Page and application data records
= = = =

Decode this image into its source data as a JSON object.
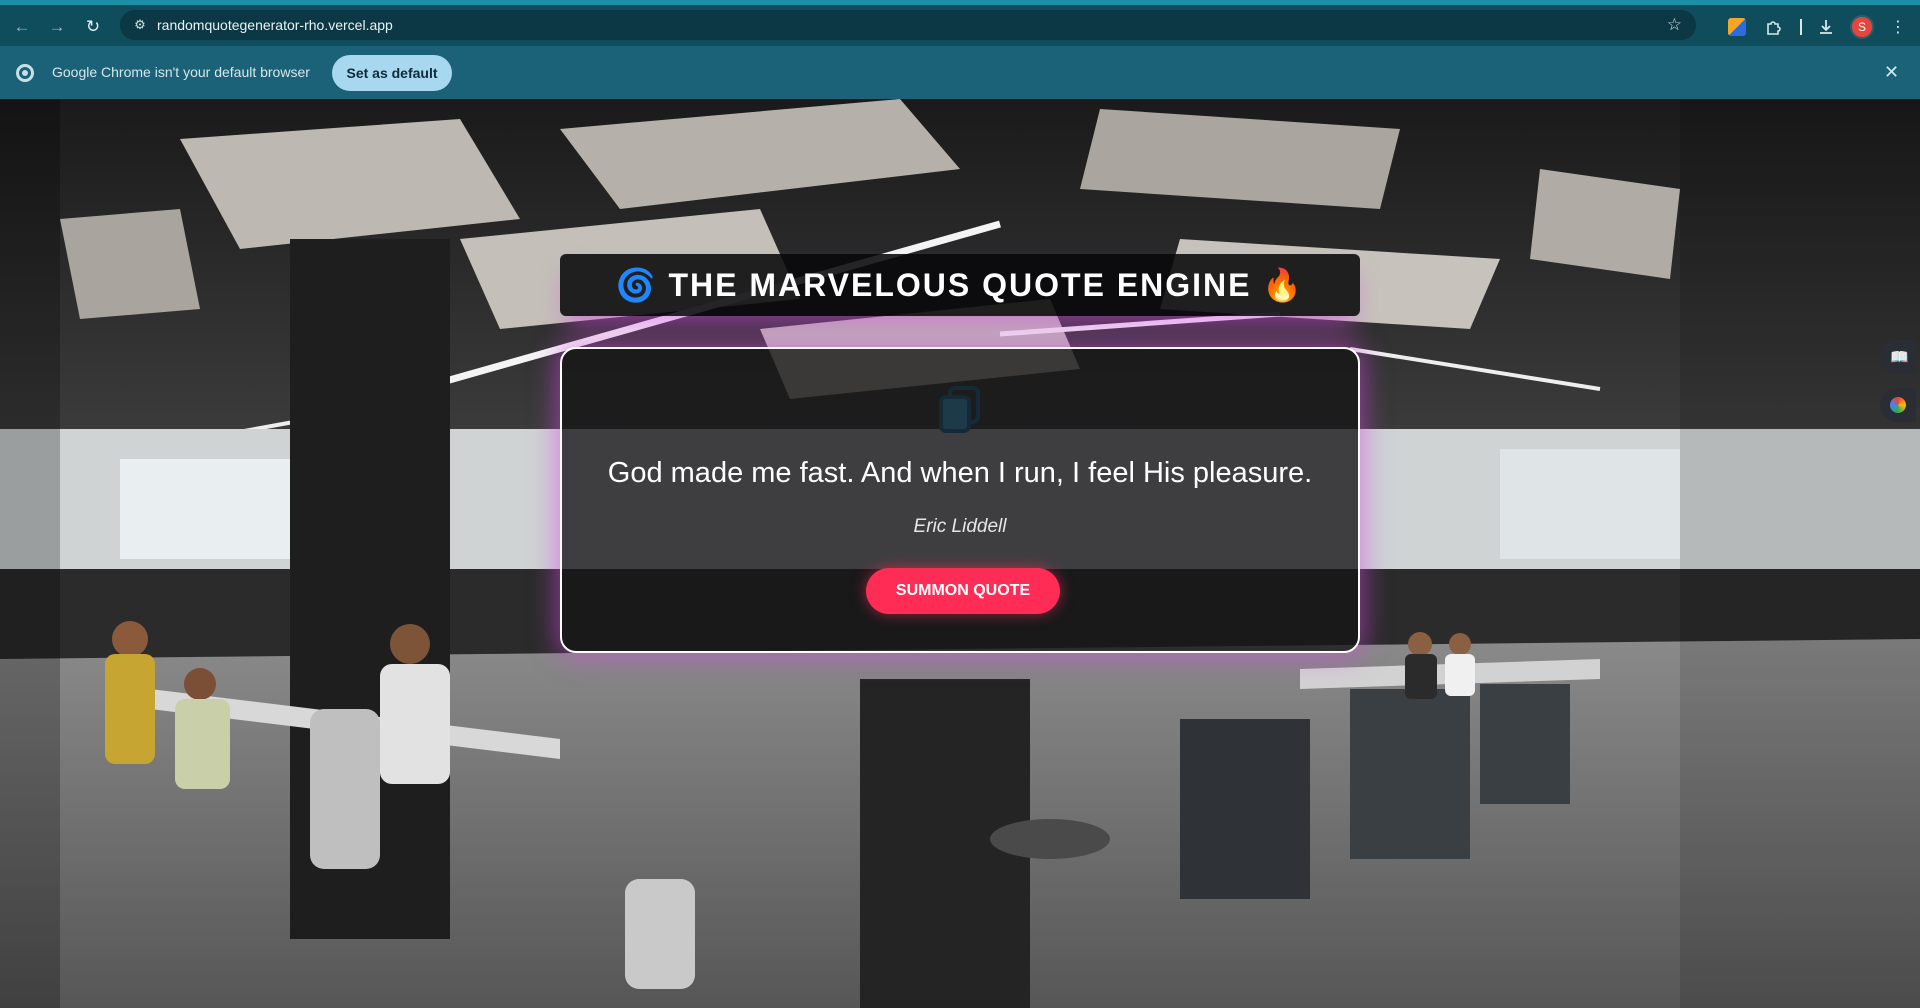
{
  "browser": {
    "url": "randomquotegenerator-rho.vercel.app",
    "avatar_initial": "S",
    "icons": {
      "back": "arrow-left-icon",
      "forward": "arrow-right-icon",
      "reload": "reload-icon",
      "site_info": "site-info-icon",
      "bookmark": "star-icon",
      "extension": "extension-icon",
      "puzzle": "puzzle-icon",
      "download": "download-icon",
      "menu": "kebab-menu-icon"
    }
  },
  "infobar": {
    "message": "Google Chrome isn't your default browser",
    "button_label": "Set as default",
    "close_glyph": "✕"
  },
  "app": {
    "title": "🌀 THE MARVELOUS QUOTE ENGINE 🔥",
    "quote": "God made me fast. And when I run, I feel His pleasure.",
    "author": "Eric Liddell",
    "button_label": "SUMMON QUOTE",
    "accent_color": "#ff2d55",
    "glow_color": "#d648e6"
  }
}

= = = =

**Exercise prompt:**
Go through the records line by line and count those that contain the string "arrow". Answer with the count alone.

**Answer to this problem:**
2